### EXERCISE
Could you repeat every record exactly as it appears?

### DATA SHOWN
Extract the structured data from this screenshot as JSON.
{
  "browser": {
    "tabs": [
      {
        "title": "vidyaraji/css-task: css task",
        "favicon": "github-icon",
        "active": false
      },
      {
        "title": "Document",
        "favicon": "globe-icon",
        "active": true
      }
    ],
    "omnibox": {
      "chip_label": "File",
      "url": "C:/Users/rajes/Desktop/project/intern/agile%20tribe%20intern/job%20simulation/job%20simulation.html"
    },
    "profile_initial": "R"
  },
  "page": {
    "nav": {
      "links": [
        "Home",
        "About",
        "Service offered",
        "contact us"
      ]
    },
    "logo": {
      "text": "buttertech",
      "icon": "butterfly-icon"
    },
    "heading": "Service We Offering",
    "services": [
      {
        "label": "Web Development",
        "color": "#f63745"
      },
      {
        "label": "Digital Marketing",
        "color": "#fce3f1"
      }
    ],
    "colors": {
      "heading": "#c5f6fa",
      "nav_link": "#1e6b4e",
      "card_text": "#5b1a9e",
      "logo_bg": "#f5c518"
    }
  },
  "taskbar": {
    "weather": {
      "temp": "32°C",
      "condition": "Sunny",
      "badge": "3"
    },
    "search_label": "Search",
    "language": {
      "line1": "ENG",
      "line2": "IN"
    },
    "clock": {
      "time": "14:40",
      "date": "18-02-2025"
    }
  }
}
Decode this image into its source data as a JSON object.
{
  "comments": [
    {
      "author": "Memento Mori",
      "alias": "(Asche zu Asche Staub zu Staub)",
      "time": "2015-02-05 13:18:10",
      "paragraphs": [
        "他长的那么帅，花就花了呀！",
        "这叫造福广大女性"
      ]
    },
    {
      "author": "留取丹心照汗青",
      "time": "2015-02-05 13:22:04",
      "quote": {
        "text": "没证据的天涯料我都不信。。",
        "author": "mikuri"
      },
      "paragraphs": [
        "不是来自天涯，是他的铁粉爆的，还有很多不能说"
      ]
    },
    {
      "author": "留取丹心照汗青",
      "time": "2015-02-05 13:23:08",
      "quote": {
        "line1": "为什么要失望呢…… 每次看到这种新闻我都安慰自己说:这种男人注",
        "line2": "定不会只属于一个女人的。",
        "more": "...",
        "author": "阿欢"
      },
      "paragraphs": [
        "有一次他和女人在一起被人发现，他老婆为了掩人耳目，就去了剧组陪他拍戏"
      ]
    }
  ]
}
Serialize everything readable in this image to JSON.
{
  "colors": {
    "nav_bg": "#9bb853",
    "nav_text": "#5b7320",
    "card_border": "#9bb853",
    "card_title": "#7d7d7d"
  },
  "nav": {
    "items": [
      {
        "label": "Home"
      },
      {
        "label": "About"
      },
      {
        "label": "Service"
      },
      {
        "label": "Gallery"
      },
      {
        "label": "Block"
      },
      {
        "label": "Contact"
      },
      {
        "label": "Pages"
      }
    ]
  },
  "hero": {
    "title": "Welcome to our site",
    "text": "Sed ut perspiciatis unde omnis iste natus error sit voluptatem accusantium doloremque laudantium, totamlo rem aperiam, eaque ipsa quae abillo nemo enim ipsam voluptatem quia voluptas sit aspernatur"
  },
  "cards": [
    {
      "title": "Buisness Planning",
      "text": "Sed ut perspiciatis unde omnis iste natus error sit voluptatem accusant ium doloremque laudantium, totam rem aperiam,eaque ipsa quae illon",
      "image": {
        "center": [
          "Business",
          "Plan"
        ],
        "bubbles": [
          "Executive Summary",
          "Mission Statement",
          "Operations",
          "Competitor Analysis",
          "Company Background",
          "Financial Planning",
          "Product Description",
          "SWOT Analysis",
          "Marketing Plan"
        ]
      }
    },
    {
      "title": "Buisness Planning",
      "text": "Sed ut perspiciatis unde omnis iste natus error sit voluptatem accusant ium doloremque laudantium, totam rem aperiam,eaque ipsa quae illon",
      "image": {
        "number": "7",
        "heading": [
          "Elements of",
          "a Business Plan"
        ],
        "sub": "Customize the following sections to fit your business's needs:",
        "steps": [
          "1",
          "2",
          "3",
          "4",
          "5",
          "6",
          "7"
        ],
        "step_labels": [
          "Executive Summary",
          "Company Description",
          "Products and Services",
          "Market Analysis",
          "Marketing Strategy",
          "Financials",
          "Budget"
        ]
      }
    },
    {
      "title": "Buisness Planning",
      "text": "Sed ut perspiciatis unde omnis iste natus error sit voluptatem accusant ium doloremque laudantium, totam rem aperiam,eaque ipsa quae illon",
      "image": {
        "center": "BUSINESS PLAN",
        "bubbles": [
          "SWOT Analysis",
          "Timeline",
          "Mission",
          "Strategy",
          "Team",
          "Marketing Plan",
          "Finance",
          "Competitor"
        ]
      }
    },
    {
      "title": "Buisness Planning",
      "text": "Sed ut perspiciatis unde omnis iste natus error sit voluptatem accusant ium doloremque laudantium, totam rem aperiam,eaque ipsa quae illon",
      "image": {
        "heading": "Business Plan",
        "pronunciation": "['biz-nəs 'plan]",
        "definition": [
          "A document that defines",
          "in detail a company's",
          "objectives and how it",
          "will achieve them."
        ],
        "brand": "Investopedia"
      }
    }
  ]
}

### WRITTEN RESPONSE
Extract the structured data from this screenshot as JSON.
{
  "browser": {
    "tabs": [
      {
        "title": "vidyaraji/css-task: css task",
        "favicon": "github-icon",
        "active": false
      },
      {
        "title": "Document",
        "favicon": "globe-icon",
        "active": true
      }
    ],
    "omnibox": {
      "chip_label": "File",
      "url": "C:/Users/rajes/Desktop/project/intern/agile%20tribe%20intern/job%20simulation/job%20simulation.html"
    },
    "profile_initial": "R"
  },
  "page": {
    "nav": {
      "links": [
        "Home",
        "About",
        "Service offered",
        "contact us"
      ]
    },
    "logo": {
      "text": "buttertech",
      "icon": "butterfly-icon"
    },
    "heading": "Service We Offering",
    "services": [
      {
        "label": "Web Development",
        "color": "#f63745"
      },
      {
        "label": "Digital Marketing",
        "color": "#fce3f1"
      }
    ],
    "colors": {
      "heading": "#c5f6fa",
      "nav_link": "#1e6b4e",
      "card_text": "#5b1a9e",
      "logo_bg": "#f5c518"
    }
  },
  "taskbar": {
    "weather": {
      "temp": "32°C",
      "condition": "Sunny",
      "badge": "3"
    },
    "search_label": "Search",
    "language": {
      "line1": "ENG",
      "line2": "IN"
    },
    "clock": {
      "time": "14:40",
      "date": "18-02-2025"
    }
  }
}
Decode this image into its source data as a JSON object.
{
  "comments": [
    {
      "author": "Memento Mori",
      "alias": "(Asche zu Asche Staub zu Staub)",
      "time": "2015-02-05 13:18:10",
      "paragraphs": [
        "他长的那么帅，花就花了呀！",
        "这叫造福广大女性"
      ]
    },
    {
      "author": "留取丹心照汗青",
      "time": "2015-02-05 13:22:04",
      "quote": {
        "text": "没证据的天涯料我都不信。。",
        "author": "mikuri"
      },
      "paragraphs": [
        "不是来自天涯，是他的铁粉爆的，还有很多不能说"
      ]
    },
    {
      "author": "留取丹心照汗青",
      "time": "2015-02-05 13:23:08",
      "quote": {
        "line1": "为什么要失望呢…… 每次看到这种新闻我都安慰自己说:这种男人注",
        "line2": "定不会只属于一个女人的。",
        "more": "...",
        "author": "阿欢"
      },
      "paragraphs": [
        "有一次他和女人在一起被人发现，他老婆为了掩人耳目，就去了剧组陪他拍戏"
      ]
    }
  ]
}
Serialize everything readable in this image to JSON.
{
  "colors": {
    "nav_bg": "#9bb853",
    "nav_text": "#5b7320",
    "card_border": "#9bb853",
    "card_title": "#7d7d7d"
  },
  "nav": {
    "items": [
      {
        "label": "Home"
      },
      {
        "label": "About"
      },
      {
        "label": "Service"
      },
      {
        "label": "Gallery"
      },
      {
        "label": "Block"
      },
      {
        "label": "Contact"
      },
      {
        "label": "Pages"
      }
    ]
  },
  "hero": {
    "title": "Welcome to our site",
    "text": "Sed ut perspiciatis unde omnis iste natus error sit voluptatem accusantium doloremque laudantium, totamlo rem aperiam, eaque ipsa quae abillo nemo enim ipsam voluptatem quia voluptas sit aspernatur"
  },
  "cards": [
    {
      "title": "Buisness Planning",
      "text": "Sed ut perspiciatis unde omnis iste natus error sit voluptatem accusant ium doloremque laudantium, totam rem aperiam,eaque ipsa quae illon",
      "image": {
        "center": [
          "Business",
          "Plan"
        ],
        "bubbles": [
          "Executive Summary",
          "Mission Statement",
          "Operations",
          "Competitor Analysis",
          "Company Background",
          "Financial Planning",
          "Product Description",
          "SWOT Analysis",
          "Marketing Plan"
        ]
      }
    },
    {
      "title": "Buisness Planning",
      "text": "Sed ut perspiciatis unde omnis iste natus error sit voluptatem accusant ium doloremque laudantium, totam rem aperiam,eaque ipsa quae illon",
      "image": {
        "number": "7",
        "heading": [
          "Elements of",
          "a Business Plan"
        ],
        "sub": "Customize the following sections to fit your business's needs:",
        "steps": [
          "1",
          "2",
          "3",
          "4",
          "5",
          "6",
          "7"
        ],
        "step_labels": [
          "Executive Summary",
          "Company Description",
          "Products and Services",
          "Market Analysis",
          "Marketing Strategy",
          "Financials",
          "Budget"
        ]
      }
    },
    {
      "title": "Buisness Planning",
      "text": "Sed ut perspiciatis unde omnis iste natus error sit voluptatem accusant ium doloremque laudantium, totam rem aperiam,eaque ipsa quae illon",
      "image": {
        "center": "BUSINESS PLAN",
        "bubbles": [
          "SWOT Analysis",
          "Timeline",
          "Mission",
          "Strategy",
          "Team",
          "Marketing Plan",
          "Finance",
          "Competitor"
        ]
      }
    },
    {
      "title": "Buisness Planning",
      "text": "Sed ut perspiciatis unde omnis iste natus error sit voluptatem accusant ium doloremque laudantium, totam rem aperiam,eaque ipsa quae illon",
      "image": {
        "heading": "Business Plan",
        "pronunciation": "['biz-nəs 'plan]",
        "definition": [
          "A document that defines",
          "in detail a company's",
          "objectives and how it",
          "will achieve them."
        ],
        "brand": "Investopedia"
      }
    }
  ]
}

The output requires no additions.